## DATA FOR THIS EXERCISE
————
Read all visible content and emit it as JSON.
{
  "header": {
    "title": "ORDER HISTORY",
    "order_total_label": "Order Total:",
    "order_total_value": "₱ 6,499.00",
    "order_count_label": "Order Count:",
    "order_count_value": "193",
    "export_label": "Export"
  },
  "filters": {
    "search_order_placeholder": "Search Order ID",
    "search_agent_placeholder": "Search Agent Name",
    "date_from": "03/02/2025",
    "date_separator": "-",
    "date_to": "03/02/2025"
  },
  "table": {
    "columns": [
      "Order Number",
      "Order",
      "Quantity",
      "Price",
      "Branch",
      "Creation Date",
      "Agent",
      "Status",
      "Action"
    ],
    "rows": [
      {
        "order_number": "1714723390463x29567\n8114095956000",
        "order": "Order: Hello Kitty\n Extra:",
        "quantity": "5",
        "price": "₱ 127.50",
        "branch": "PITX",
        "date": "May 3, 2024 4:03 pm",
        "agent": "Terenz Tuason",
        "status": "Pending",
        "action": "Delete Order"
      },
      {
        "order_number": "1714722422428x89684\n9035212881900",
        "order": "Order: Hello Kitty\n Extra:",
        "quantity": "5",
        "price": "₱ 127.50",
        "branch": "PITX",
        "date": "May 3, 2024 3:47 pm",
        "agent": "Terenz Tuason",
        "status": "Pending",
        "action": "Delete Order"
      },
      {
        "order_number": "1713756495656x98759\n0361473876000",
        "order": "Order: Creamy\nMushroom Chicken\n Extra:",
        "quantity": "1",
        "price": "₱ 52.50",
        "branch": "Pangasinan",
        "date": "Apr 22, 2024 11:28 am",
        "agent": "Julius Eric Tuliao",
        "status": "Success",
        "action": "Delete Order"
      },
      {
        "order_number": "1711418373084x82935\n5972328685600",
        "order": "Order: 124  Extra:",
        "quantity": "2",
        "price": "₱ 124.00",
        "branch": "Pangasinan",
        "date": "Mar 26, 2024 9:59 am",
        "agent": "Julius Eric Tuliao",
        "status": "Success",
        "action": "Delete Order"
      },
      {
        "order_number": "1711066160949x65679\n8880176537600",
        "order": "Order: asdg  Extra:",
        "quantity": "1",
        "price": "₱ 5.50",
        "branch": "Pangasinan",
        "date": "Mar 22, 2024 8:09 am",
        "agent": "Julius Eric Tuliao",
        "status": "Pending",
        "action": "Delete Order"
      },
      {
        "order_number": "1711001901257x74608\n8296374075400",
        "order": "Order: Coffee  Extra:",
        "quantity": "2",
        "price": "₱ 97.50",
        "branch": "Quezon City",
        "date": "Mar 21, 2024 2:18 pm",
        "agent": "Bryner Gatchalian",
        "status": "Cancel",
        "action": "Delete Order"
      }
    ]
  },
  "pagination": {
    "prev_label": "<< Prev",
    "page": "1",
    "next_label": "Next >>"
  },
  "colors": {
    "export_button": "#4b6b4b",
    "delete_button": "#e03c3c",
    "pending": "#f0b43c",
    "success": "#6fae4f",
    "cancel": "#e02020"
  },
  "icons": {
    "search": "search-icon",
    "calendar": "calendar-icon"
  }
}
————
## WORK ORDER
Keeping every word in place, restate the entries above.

## ANSWER BELOW
Read all visible content and emit it as JSON.
{
  "header": {
    "title": "ORDER HISTORY",
    "order_total_label": "Order Total:",
    "order_total_value": "₱ 6,499.00",
    "order_count_label": "Order Count:",
    "order_count_value": "193",
    "export_label": "Export"
  },
  "filters": {
    "search_order_placeholder": "Search Order ID",
    "search_agent_placeholder": "Search Agent Name",
    "date_from": "03/02/2025",
    "date_separator": "-",
    "date_to": "03/02/2025"
  },
  "table": {
    "columns": [
      "Order Number",
      "Order",
      "Quantity",
      "Price",
      "Branch",
      "Creation Date",
      "Agent",
      "Status",
      "Action"
    ],
    "rows": [
      {
        "order_number": "1714723390463x29567\n8114095956000",
        "order": "Order: Hello Kitty\n Extra:",
        "quantity": "5",
        "price": "₱ 127.50",
        "branch": "PITX",
        "date": "May 3, 2024 4:03 pm",
        "agent": "Terenz Tuason",
        "status": "Pending",
        "action": "Delete Order"
      },
      {
        "order_number": "1714722422428x89684\n9035212881900",
        "order": "Order: Hello Kitty\n Extra:",
        "quantity": "5",
        "price": "₱ 127.50",
        "branch": "PITX",
        "date": "May 3, 2024 3:47 pm",
        "agent": "Terenz Tuason",
        "status": "Pending",
        "action": "Delete Order"
      },
      {
        "order_number": "1713756495656x98759\n0361473876000",
        "order": "Order: Creamy\nMushroom Chicken\n Extra:",
        "quantity": "1",
        "price": "₱ 52.50",
        "branch": "Pangasinan",
        "date": "Apr 22, 2024 11:28 am",
        "agent": "Julius Eric Tuliao",
        "status": "Success",
        "action": "Delete Order"
      },
      {
        "order_number": "1711418373084x82935\n5972328685600",
        "order": "Order: 124  Extra:",
        "quantity": "2",
        "price": "₱ 124.00",
        "branch": "Pangasinan",
        "date": "Mar 26, 2024 9:59 am",
        "agent": "Julius Eric Tuliao",
        "status": "Success",
        "action": "Delete Order"
      },
      {
        "order_number": "1711066160949x65679\n8880176537600",
        "order": "Order: asdg  Extra:",
        "quantity": "1",
        "price": "₱ 5.50",
        "branch": "Pangasinan",
        "date": "Mar 22, 2024 8:09 am",
        "agent": "Julius Eric Tuliao",
        "status": "Pending",
        "action": "Delete Order"
      },
      {
        "order_number": "1711001901257x74608\n8296374075400",
        "order": "Order: Coffee  Extra:",
        "quantity": "2",
        "price": "₱ 97.50",
        "branch": "Quezon City",
        "date": "Mar 21, 2024 2:18 pm",
        "agent": "Bryner Gatchalian",
        "status": "Cancel",
        "action": "Delete Order"
      }
    ]
  },
  "pagination": {
    "prev_label": "<< Prev",
    "page": "1",
    "next_label": "Next >>"
  },
  "colors": {
    "export_button": "#4b6b4b",
    "delete_button": "#e03c3c",
    "pending": "#f0b43c",
    "success": "#6fae4f",
    "cancel": "#e02020"
  },
  "icons": {
    "search": "search-icon",
    "calendar": "calendar-icon"
  }
}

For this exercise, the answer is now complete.